• ASSIGNMENT
Although the listing contains pictures, reproduce only its text, exactly as written.

• MATERIAL PROVIDED
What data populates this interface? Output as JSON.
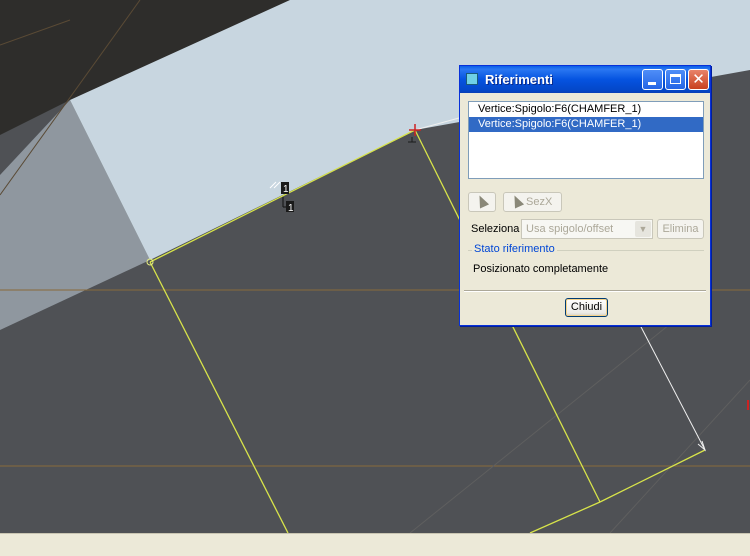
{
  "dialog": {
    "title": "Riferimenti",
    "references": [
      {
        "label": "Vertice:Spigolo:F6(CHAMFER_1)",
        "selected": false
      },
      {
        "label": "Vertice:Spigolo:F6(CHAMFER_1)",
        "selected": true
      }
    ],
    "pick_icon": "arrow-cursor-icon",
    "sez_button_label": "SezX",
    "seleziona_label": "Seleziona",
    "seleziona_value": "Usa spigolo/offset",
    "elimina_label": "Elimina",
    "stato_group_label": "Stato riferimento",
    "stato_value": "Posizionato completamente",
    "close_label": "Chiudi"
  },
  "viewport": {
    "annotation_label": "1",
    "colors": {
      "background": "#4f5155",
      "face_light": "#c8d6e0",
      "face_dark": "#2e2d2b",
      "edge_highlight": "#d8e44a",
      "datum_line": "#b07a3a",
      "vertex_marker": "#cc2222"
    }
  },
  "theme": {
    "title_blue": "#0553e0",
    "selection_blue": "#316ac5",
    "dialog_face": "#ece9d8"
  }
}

• RESULT
What data populates this interface? Output as JSON.
{
  "dialog": {
    "title": "Riferimenti",
    "references": [
      {
        "label": "Vertice:Spigolo:F6(CHAMFER_1)",
        "selected": false
      },
      {
        "label": "Vertice:Spigolo:F6(CHAMFER_1)",
        "selected": true
      }
    ],
    "pick_icon": "arrow-cursor-icon",
    "sez_button_label": "SezX",
    "seleziona_label": "Seleziona",
    "seleziona_value": "Usa spigolo/offset",
    "elimina_label": "Elimina",
    "stato_group_label": "Stato riferimento",
    "stato_value": "Posizionato completamente",
    "close_label": "Chiudi"
  },
  "viewport": {
    "annotation_label": "1",
    "colors": {
      "background": "#4f5155",
      "face_light": "#c8d6e0",
      "face_dark": "#2e2d2b",
      "edge_highlight": "#d8e44a",
      "datum_line": "#b07a3a",
      "vertex_marker": "#cc2222"
    }
  },
  "theme": {
    "title_blue": "#0553e0",
    "selection_blue": "#316ac5",
    "dialog_face": "#ece9d8"
  }
}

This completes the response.